Aim of the task ▸ For this exercise, copy out each line of the material below that includes "username".

Material supplied ▸

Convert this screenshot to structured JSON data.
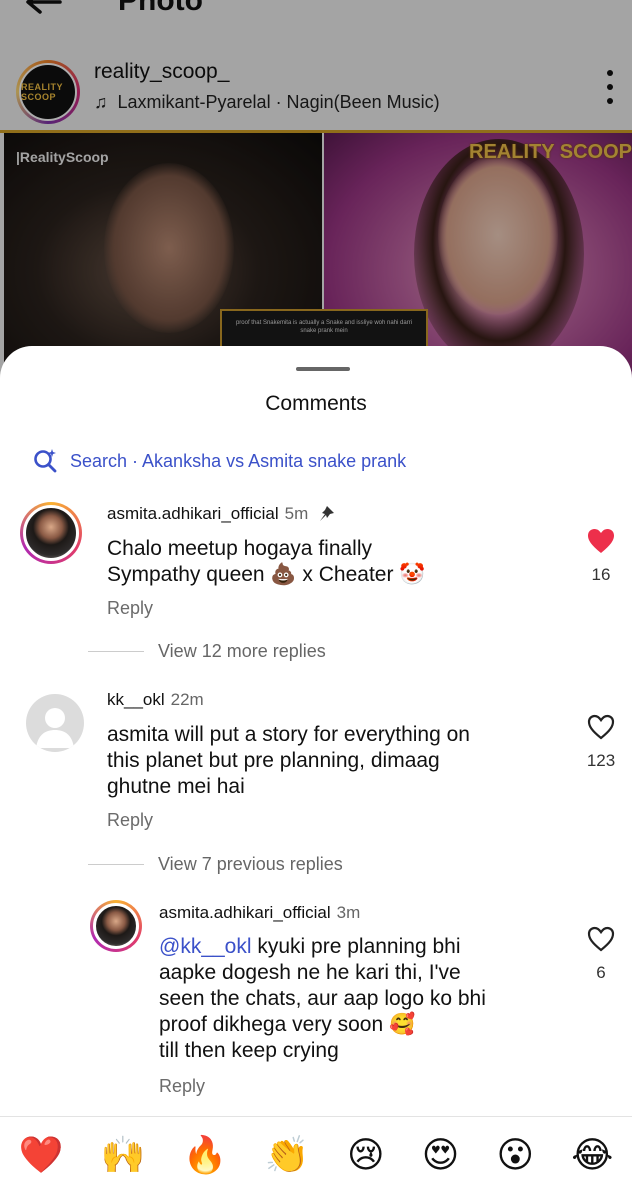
{
  "topbar": {
    "title": "Photo"
  },
  "post": {
    "username": "reality_scoop_",
    "music": "Laxmikant-Pyarelal · Nagin(Been Music)",
    "avatar_logo": "REALITY SCOOP",
    "watermark_left": "|RealityScoop",
    "watermark_right": "REALITY SCOOP",
    "caption_overlay": "proof that Snakemita is actually a Snake and issliye woh nahi darri snake prank mein"
  },
  "comments_sheet": {
    "title": "Comments",
    "search_label": "Search · Akanksha vs Asmita snake prank",
    "comments": [
      {
        "username": "asmita.adhikari_official",
        "time": "5m",
        "pinned": true,
        "text_line1": "Chalo meetup hogaya finally",
        "text_line2": "Sympathy queen 💩 x Cheater 🤡",
        "reply_label": "Reply",
        "likes": "16",
        "liked": true,
        "view_replies": "View 12 more replies"
      },
      {
        "username": "kk__okl",
        "time": "22m",
        "text_line1": "asmita will put a story for everything on",
        "text_line2": "this planet but pre planning, dimaag",
        "text_line3": "ghutne mei hai",
        "reply_label": "Reply",
        "likes": "123",
        "liked": false,
        "view_replies": "View 7 previous replies"
      }
    ],
    "reply": {
      "username": "asmita.adhikari_official",
      "time": "3m",
      "mention": "@kk__okl",
      "text_line1_rest": " kyuki pre planning bhi",
      "text_line2": "aapke dogesh ne he kari thi, I've",
      "text_line3": "seen the chats, aur aap logo ko bhi",
      "text_line4": "proof dikhega very soon 🥰",
      "text_line5": "till then keep crying",
      "reply_label": "Reply",
      "likes": "6",
      "liked": false
    },
    "quick_emojis": [
      "❤️",
      "🙌",
      "🔥",
      "👏",
      "😢",
      "😍",
      "😮",
      "😂"
    ]
  },
  "colors": {
    "accent_blue": "#3b51c9",
    "like_red": "#ed2f4b",
    "gold": "#d4a227"
  }
}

Exercise answer ▸
    "username": "reality_scoop_",
        "username": "asmita.adhikari_official",
        "username": "kk__okl",
      "username": "asmita.adhikari_official",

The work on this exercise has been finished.